Many make judgment errors when lifting weights. Men are more likely to lift weights that are too heavy for them, while women tend to be fearful of bulking up and go for weights that are too light. But a recent study found you don’t need heavy weights to gain muscle — lighter weights can be just as effective if used correctly.
Danberg recommends choosing a weight that you can lift 30 times to start but afterward can lift only 15 times more. “You want to get to your repetition goal but be able to put down the weight and think, What’s next? You don’t want to feel exhausted to the point of ‘Oh, God, what did I do?’ ” says Danberg. “This will keep you injury free, but you will still feel the burn.”
When it comes down to it, it’s all about maintaining correct form to get the most out of resistance training. “When you have incorrect form, chances are you are going to jeopardize your balance. You work your body harder than it actually has to work,” says Danberg.
Maintaining good form while lifting will also improve your overall posture. “Generally, people who don’t have good posture have tight or weak muscles,” says Danberg. “If you do not think about your form while you are lifting, you are training poor posture.”

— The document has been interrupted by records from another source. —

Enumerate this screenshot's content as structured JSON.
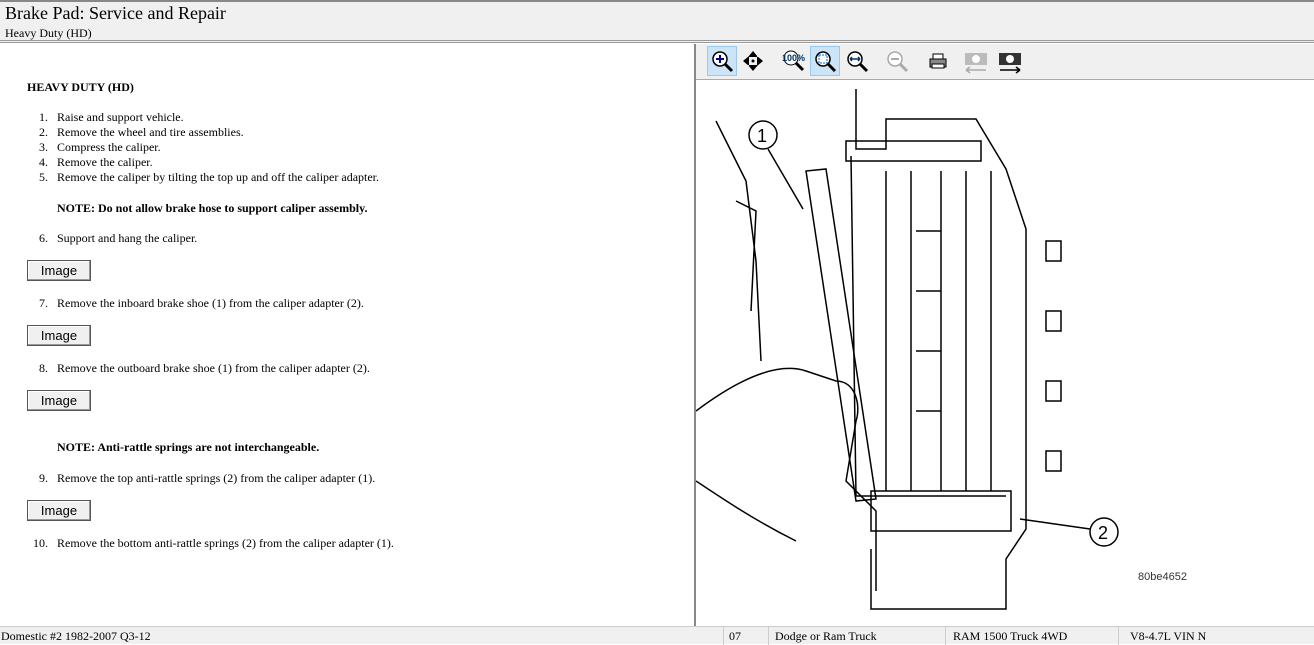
{
  "header": {
    "title": "Brake Pad:  Service and Repair",
    "subtitle": "Heavy Duty (HD)"
  },
  "content": {
    "heading": "HEAVY DUTY (HD)",
    "steps": [
      {
        "n": "1.",
        "text": "Raise and support vehicle."
      },
      {
        "n": "2.",
        "text": "Remove the wheel and tire assemblies."
      },
      {
        "n": "3.",
        "text": "Compress the caliper."
      },
      {
        "n": "4.",
        "text": "Remove the caliper."
      },
      {
        "n": "5.",
        "text": "Remove the caliper by tilting the top up and off the caliper adapter."
      },
      {
        "n": "6.",
        "text": "Support and hang the caliper."
      },
      {
        "n": "7.",
        "text": "Remove the inboard brake shoe (1) from the caliper adapter (2)."
      },
      {
        "n": "8.",
        "text": "Remove the outboard brake shoe (1) from the caliper adapter (2)."
      },
      {
        "n": "9.",
        "text": "Remove the top anti-rattle springs (2) from the caliper adapter (1)."
      },
      {
        "n": "10.",
        "text": "Remove the bottom anti-rattle springs (2) from the caliper adapter (1)."
      }
    ],
    "note1": "NOTE: Do not allow brake hose to support caliper assembly.",
    "note2": "NOTE: Anti-rattle springs are not interchangeable.",
    "image_button": "Image"
  },
  "toolbar": {
    "icons": [
      "zoom-in-icon",
      "pan-icon",
      "zoom-100-icon",
      "zoom-fit-icon",
      "zoom-width-icon",
      "zoom-out-icon",
      "print-icon",
      "previous-image-icon",
      "next-image-icon"
    ]
  },
  "figure": {
    "callout1": "1",
    "callout2": "2",
    "figure_id": "80be4652"
  },
  "status": {
    "database": "Domestic #2 1982-2007 Q3-12",
    "year": "07",
    "make": "Dodge or Ram Truck",
    "model": "RAM 1500 Truck 4WD",
    "engine": "V8-4.7L VIN N"
  }
}
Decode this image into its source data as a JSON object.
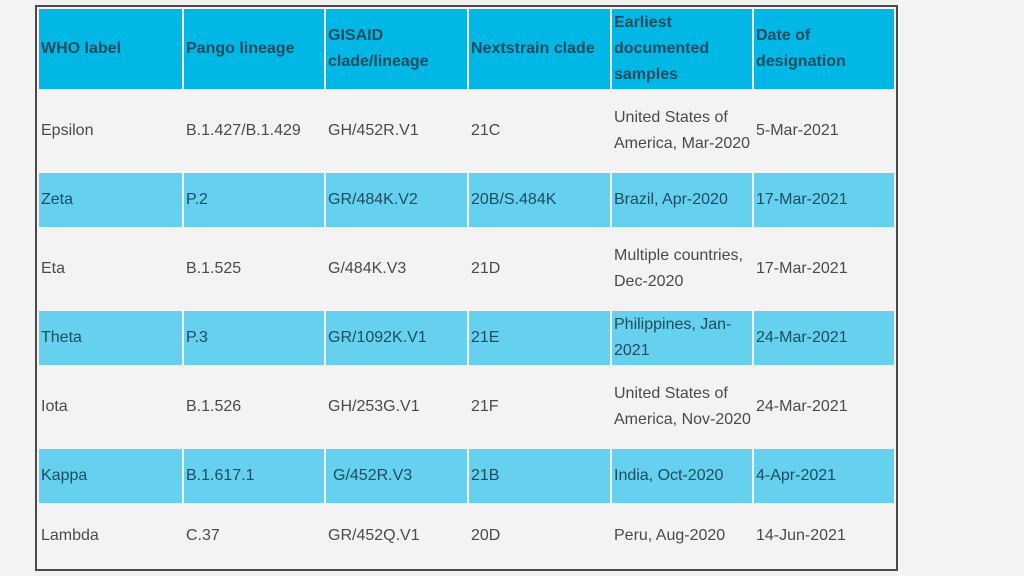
{
  "table": {
    "headers": [
      "WHO label",
      "Pango lineage",
      "GISAID clade/lineage",
      "Nextstrain clade",
      "Earliest documented samples",
      "Date of designation"
    ],
    "rows": [
      {
        "who": "Epsilon",
        "pango": "B.1.427/B.1.429",
        "gisaid": "GH/452R.V1",
        "nextstrain": "21C",
        "earliest": "United States of America, Mar-2020",
        "date": "5-Mar-2021"
      },
      {
        "who": "Zeta",
        "pango": "P.2",
        "gisaid": "GR/484K.V2",
        "nextstrain": "20B/S.484K",
        "earliest": "Brazil, Apr-2020",
        "date": "17-Mar-2021"
      },
      {
        "who": "Eta",
        "pango": "B.1.525",
        "gisaid": "G/484K.V3",
        "nextstrain": "21D",
        "earliest": "Multiple countries, Dec-2020",
        "date": "17-Mar-2021"
      },
      {
        "who": "Theta",
        "pango": "P.3",
        "gisaid": "GR/1092K.V1",
        "nextstrain": "21E",
        "earliest": "Philippines, Jan-2021",
        "date": "24-Mar-2021"
      },
      {
        "who": "Iota",
        "pango": "B.1.526",
        "gisaid": "GH/253G.V1",
        "nextstrain": "21F",
        "earliest": "United States of America, Nov-2020",
        "date": "24-Mar-2021"
      },
      {
        "who": "Kappa",
        "pango": "B.1.617.1",
        "gisaid": "G/452R.V3",
        "nextstrain": "21B",
        "earliest": "India, Oct-2020",
        "date": "4-Apr-2021"
      },
      {
        "who": "Lambda",
        "pango": "C.37",
        "gisaid": "GR/452Q.V1",
        "nextstrain": "20D",
        "earliest": "Peru, Aug-2020",
        "date": "14-Jun-2021"
      }
    ]
  },
  "colors": {
    "header_bg": "#00b7e6",
    "highlight_row_bg": "#66d1ee",
    "plain_row_bg": "#f3f3f3",
    "header_text": "#1b4d5e",
    "body_text": "#4a4a4a"
  }
}
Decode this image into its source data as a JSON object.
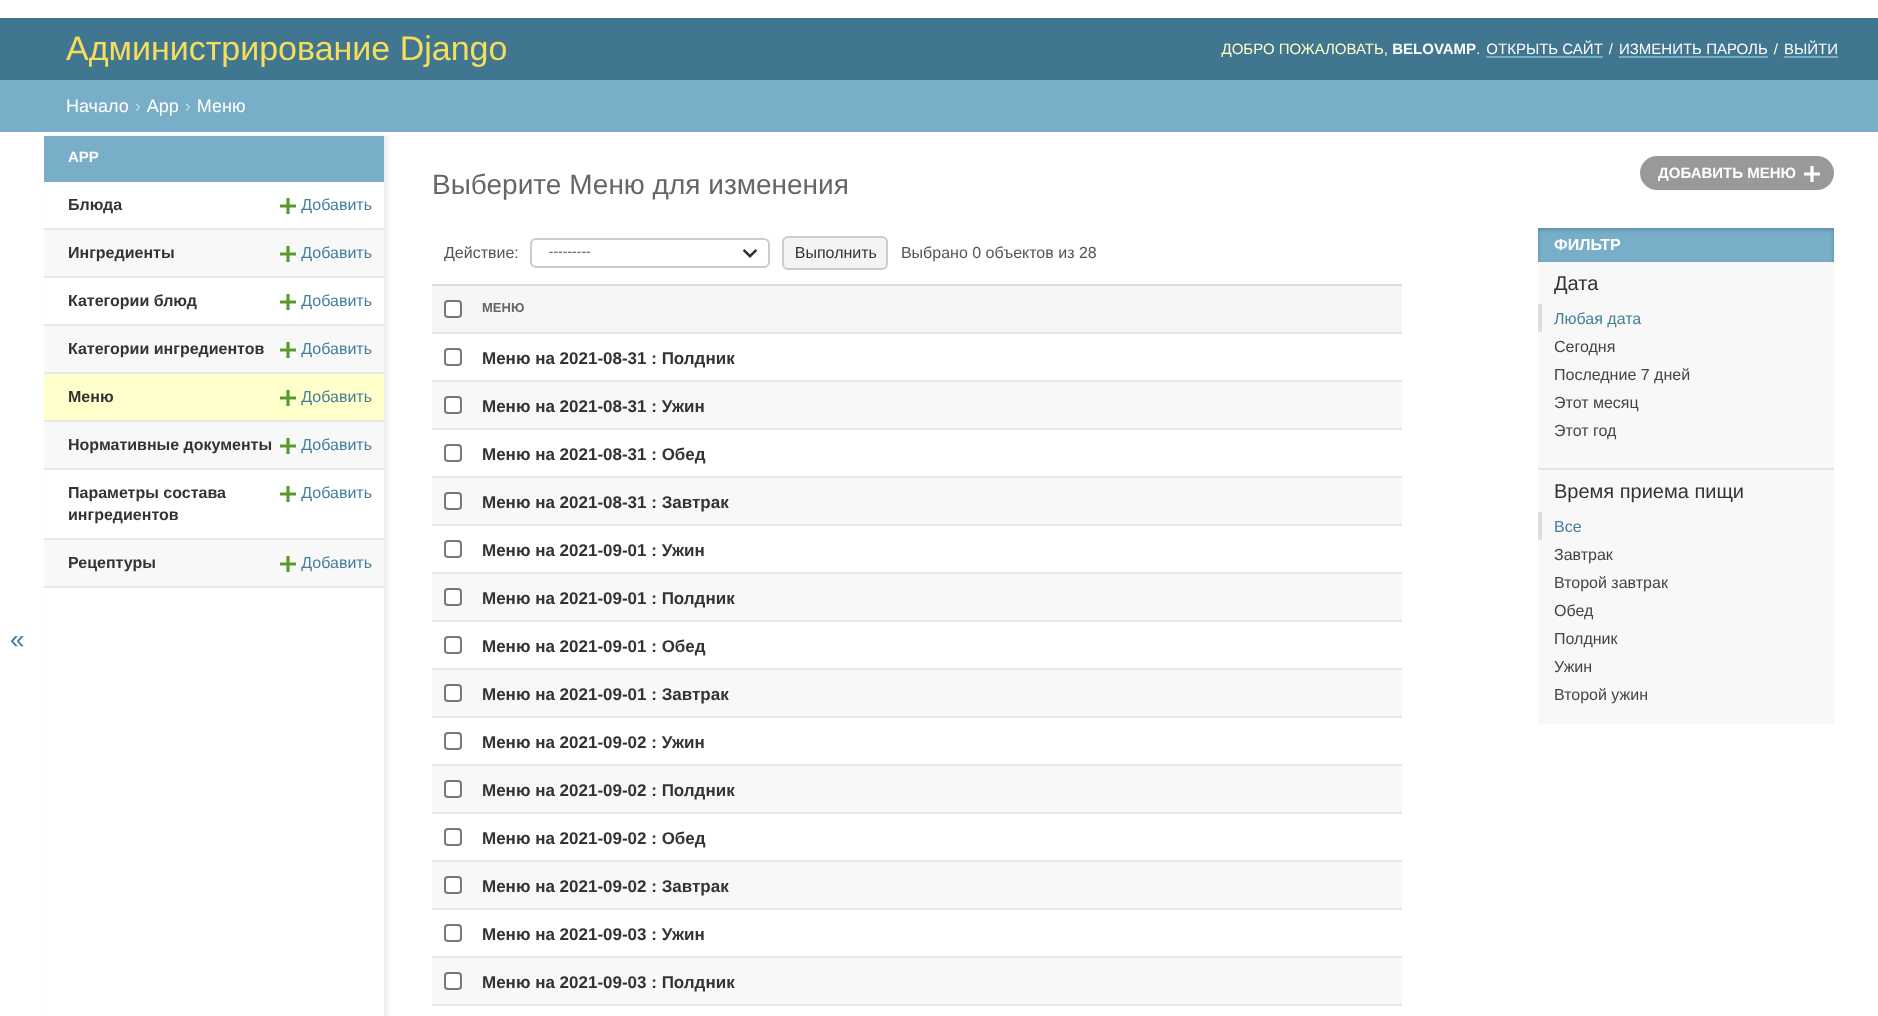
{
  "header": {
    "title": "Администрирование Django",
    "welcome": "ДОБРО ПОЖАЛОВАТЬ, **BELOVAMP**.",
    "links": [
      "ОТКРЫТЬ САЙТ",
      "ИЗМЕНИТЬ ПАРОЛЬ",
      "ВЫЙТИ"
    ],
    "separator": "/"
  },
  "breadcrumbs": [
    "Начало",
    "App",
    "Меню"
  ],
  "breadcrumb_separator": "›",
  "sidebar": {
    "collapse": "«",
    "section": "APP",
    "items": [
      {
        "label": "Блюда",
        "add": "Добавить",
        "selected": false
      },
      {
        "label": "Ингредиенты",
        "add": "Добавить",
        "selected": false
      },
      {
        "label": "Категории блюд",
        "add": "Добавить",
        "selected": false
      },
      {
        "label": "Категории ингредиентов",
        "add": "Добавить",
        "selected": false
      },
      {
        "label": "Меню",
        "add": "Добавить",
        "selected": true
      },
      {
        "label": "Нормативные документы",
        "add": "Добавить",
        "selected": false
      },
      {
        "label": "Параметры состава ингредиентов",
        "add": "Добавить",
        "selected": false
      },
      {
        "label": "Рецептуры",
        "add": "Добавить",
        "selected": false
      }
    ]
  },
  "page_title": "Выберите Меню для изменения",
  "add_button": "ДОБАВИТЬ МЕНЮ",
  "actions": {
    "label": "Действие:",
    "select_value": "---------",
    "run": "Выполнить",
    "counter": "Выбрано 0 объектов из 28"
  },
  "table": {
    "column": "МЕНЮ",
    "header_checked": false,
    "rows": [
      {
        "text": "Меню на 2021-08-31 : Полдник",
        "checked": false
      },
      {
        "text": "Меню на 2021-08-31 : Ужин",
        "checked": false
      },
      {
        "text": "Меню на 2021-08-31 : Обед",
        "checked": false
      },
      {
        "text": "Меню на 2021-08-31 : Завтрак",
        "checked": false
      },
      {
        "text": "Меню на 2021-09-01 : Ужин",
        "checked": false
      },
      {
        "text": "Меню на 2021-09-01 : Полдник",
        "checked": false
      },
      {
        "text": "Меню на 2021-09-01 : Обед",
        "checked": false
      },
      {
        "text": "Меню на 2021-09-01 : Завтрак",
        "checked": false
      },
      {
        "text": "Меню на 2021-09-02 : Ужин",
        "checked": false
      },
      {
        "text": "Меню на 2021-09-02 : Полдник",
        "checked": false
      },
      {
        "text": "Меню на 2021-09-02 : Обед",
        "checked": false
      },
      {
        "text": "Меню на 2021-09-02 : Завтрак",
        "checked": false
      },
      {
        "text": "Меню на 2021-09-03 : Ужин",
        "checked": false
      },
      {
        "text": "Меню на 2021-09-03 : Полдник",
        "checked": false
      }
    ]
  },
  "filter": {
    "title": "ФИЛЬТР",
    "groups": [
      {
        "title": "Дата",
        "choices": [
          {
            "label": "Любая дата",
            "selected": true
          },
          {
            "label": "Сегодня",
            "selected": false
          },
          {
            "label": "Последние 7 дней",
            "selected": false
          },
          {
            "label": "Этот месяц",
            "selected": false
          },
          {
            "label": "Этот год",
            "selected": false
          }
        ]
      },
      {
        "title": "Время приема пищи",
        "choices": [
          {
            "label": "Все",
            "selected": true
          },
          {
            "label": "Завтрак",
            "selected": false
          },
          {
            "label": "Второй завтрак",
            "selected": false
          },
          {
            "label": "Обед",
            "selected": false
          },
          {
            "label": "Полдник",
            "selected": false
          },
          {
            "label": "Ужин",
            "selected": false
          },
          {
            "label": "Второй ужин",
            "selected": false
          }
        ]
      }
    ]
  }
}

Quick tips for correct form: keep a strong upper back, with your chin and chest up, and tighten your core.
There’s nothing wrong with taking it slow, says Haley. A lot of exercises become more challenging when they’re slowed down. “Try lowering your arms slower when doing a bicep curl,” she says. “Using your full range of motion is sometimes harder because you need to use all your muscles to do it all the way.”